In Germany, there is no reason to come to work sick, at least not from a financial point of view. “Statutory sick pay has been anchored in German law since the early 19th century. And it is one of the most important principles of our social security system,” says Ziebarth in the current podcast episode. In international comparison, sick pay is rarely the norm. The economist explains that in Sweden, the first sick day is not paid at all and employers pay 80 per cent of income thereafter. For a long time, there had been a strong opposition against the introduction of any form of paid sick leave in the US. “Some feared over-regulation of the labour market, falling wages and job losses,” says Ziebarth. However, research shows predominantly positive effects that have no significant impact on the labour market, says Ziebarth, who lived in the USA for eleven years.

New solutions for a social security system under pressure

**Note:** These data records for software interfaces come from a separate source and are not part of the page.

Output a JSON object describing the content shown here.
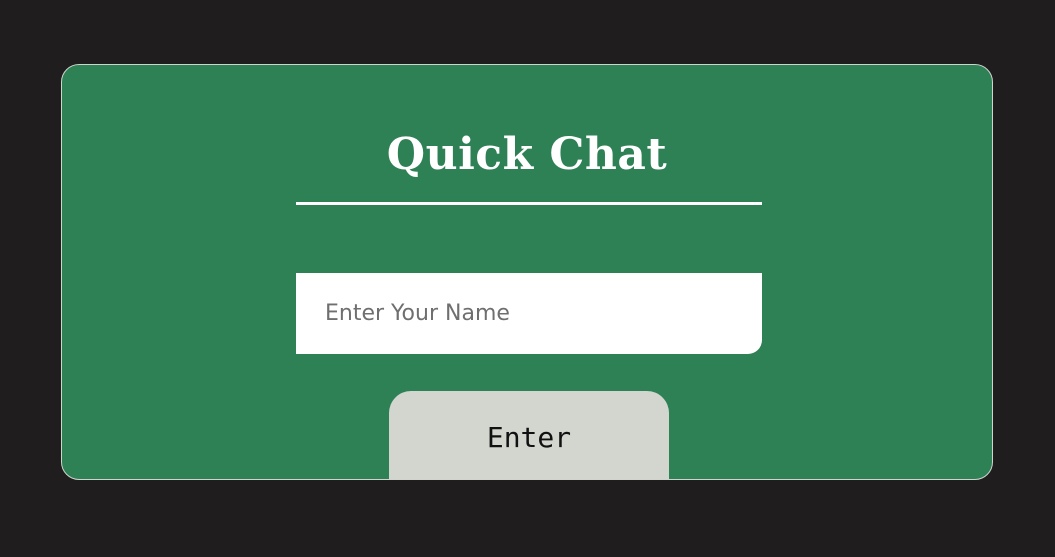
{
  "app": {
    "title": "Quick Chat"
  },
  "login_form": {
    "name_placeholder": "Enter Your Name",
    "name_value": "",
    "submit_label": "Enter"
  },
  "colors": {
    "background": "#1f1d1e",
    "card": "#2e8055",
    "card_border": "#cfd4cc",
    "button": "#d2d6cf",
    "input": "#ffffff"
  }
}
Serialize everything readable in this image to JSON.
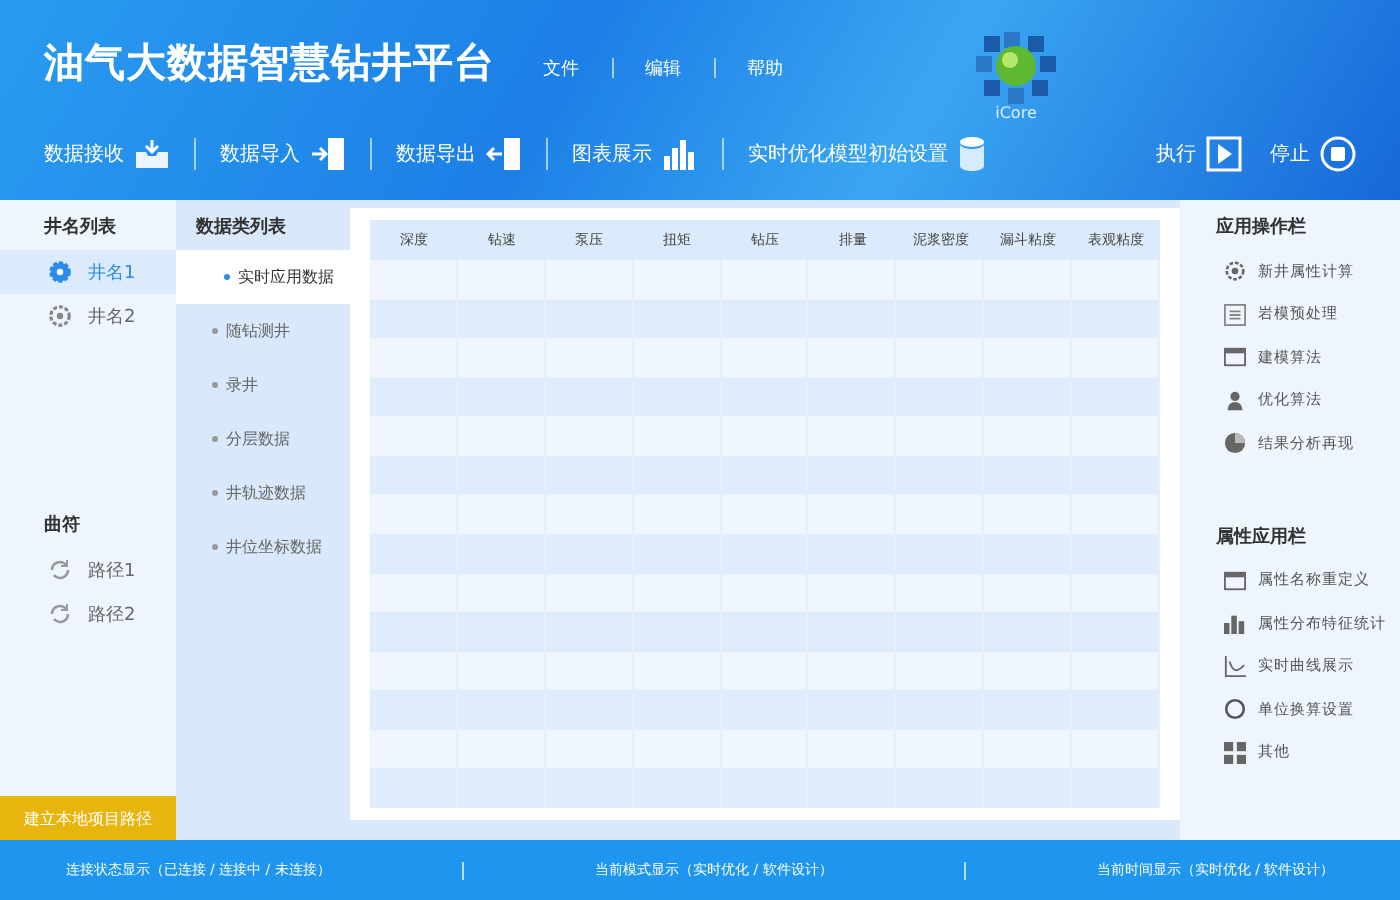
{
  "header": {
    "title": "油气大数据智慧钻井平台",
    "menu": [
      "文件",
      "编辑",
      "帮助"
    ],
    "logo_text": "iCore"
  },
  "toolbar": [
    {
      "label": "数据接收",
      "kind": "receive"
    },
    {
      "label": "数据导入",
      "kind": "import"
    },
    {
      "label": "数据导出",
      "kind": "export"
    },
    {
      "label": "图表展示",
      "kind": "chart"
    },
    {
      "label": "实时优化模型初始设置",
      "kind": "database"
    }
  ],
  "run_controls": [
    {
      "label": "执行",
      "kind": "play"
    },
    {
      "label": "停止",
      "kind": "stop"
    }
  ],
  "well_list": {
    "title": "井名列表",
    "items": [
      {
        "label": "井名1",
        "selected": true
      },
      {
        "label": "井名2",
        "selected": false
      }
    ]
  },
  "path_list": {
    "title": "曲符",
    "items": [
      "路径1",
      "路径2"
    ]
  },
  "create_path_button": "建立本地项目路径",
  "data_categories": {
    "title": "数据类列表",
    "items": [
      {
        "label": "实时应用数据",
        "selected": true
      },
      {
        "label": "随钻测井",
        "selected": false
      },
      {
        "label": "录井",
        "selected": false
      },
      {
        "label": "分层数据",
        "selected": false
      },
      {
        "label": "井轨迹数据",
        "selected": false
      },
      {
        "label": "井位坐标数据",
        "selected": false
      }
    ]
  },
  "table": {
    "columns": [
      "深度",
      "钻速",
      "泵压",
      "扭矩",
      "钻压",
      "排量",
      "泥浆密度",
      "漏斗粘度",
      "表观粘度"
    ]
  },
  "app_operations": {
    "title": "应用操作栏",
    "items": [
      {
        "label": "新井属性计算",
        "kind": "gear"
      },
      {
        "label": "岩模预处理",
        "kind": "list"
      },
      {
        "label": "建模算法",
        "kind": "window"
      },
      {
        "label": "优化算法",
        "kind": "person"
      },
      {
        "label": "结果分析再现",
        "kind": "pie"
      }
    ]
  },
  "property_apps": {
    "title": "属性应用栏",
    "items": [
      {
        "label": "属性名称重定义",
        "kind": "window"
      },
      {
        "label": "属性分布特征统计",
        "kind": "bars"
      },
      {
        "label": "实时曲线展示",
        "kind": "curve"
      },
      {
        "label": "单位换算设置",
        "kind": "circle"
      },
      {
        "label": "其他",
        "kind": "grid"
      }
    ]
  },
  "status_bar": [
    "连接状态显示（已连接 / 连接中 / 未连接）",
    "当前模式显示（实时优化 / 软件设计）",
    "当前时间显示（实时优化 / 软件设计）"
  ]
}
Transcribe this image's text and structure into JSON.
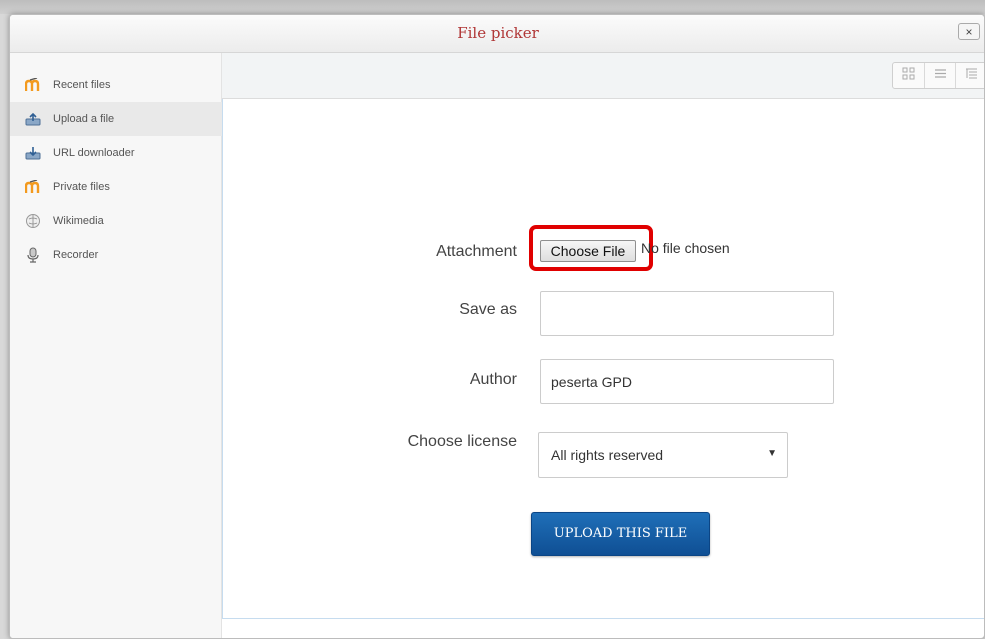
{
  "dialog": {
    "title": "File picker",
    "close_label": "×"
  },
  "sidebar": {
    "items": [
      {
        "label": "Recent files",
        "icon": "moodle-icon"
      },
      {
        "label": "Upload a file",
        "icon": "upload-icon"
      },
      {
        "label": "URL downloader",
        "icon": "download-icon"
      },
      {
        "label": "Private files",
        "icon": "moodle-icon"
      },
      {
        "label": "Wikimedia",
        "icon": "wikimedia-icon"
      },
      {
        "label": "Recorder",
        "icon": "microphone-icon"
      }
    ],
    "active_index": 1
  },
  "toolbar": {
    "views": [
      "icon-view",
      "list-view",
      "tree-view"
    ]
  },
  "form": {
    "attachment_label": "Attachment",
    "choose_file_label": "Choose File",
    "no_file_text": "No file chosen",
    "save_as_label": "Save as",
    "save_as_value": "",
    "author_label": "Author",
    "author_value": "peserta GPD",
    "license_label": "Choose license",
    "license_value": "All rights reserved",
    "upload_label": "UPLOAD THIS FILE"
  },
  "colors": {
    "title": "#b03636",
    "highlight": "#e00000",
    "upload_button": "#1a5fa8"
  }
}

Paid sick leave is not the only issue. Demographic change and the shortage of skilled workers are challenges that call for innovative solutions. New diseases, including long COVID and the increasing number of people suffering from mental illness, put additional pressure on the system. In the current situation, how can the government keep people healthy and happy and in the labour force for as long as possible? One possible approach is more and better data, as well as new programmes. “For example, employees could answer certain filter questions every morning on a voluntary basis. That way you can see immediately if someone is in a bad mental state, tired or feeling unwell. More pilot projects of this kind would be useful.”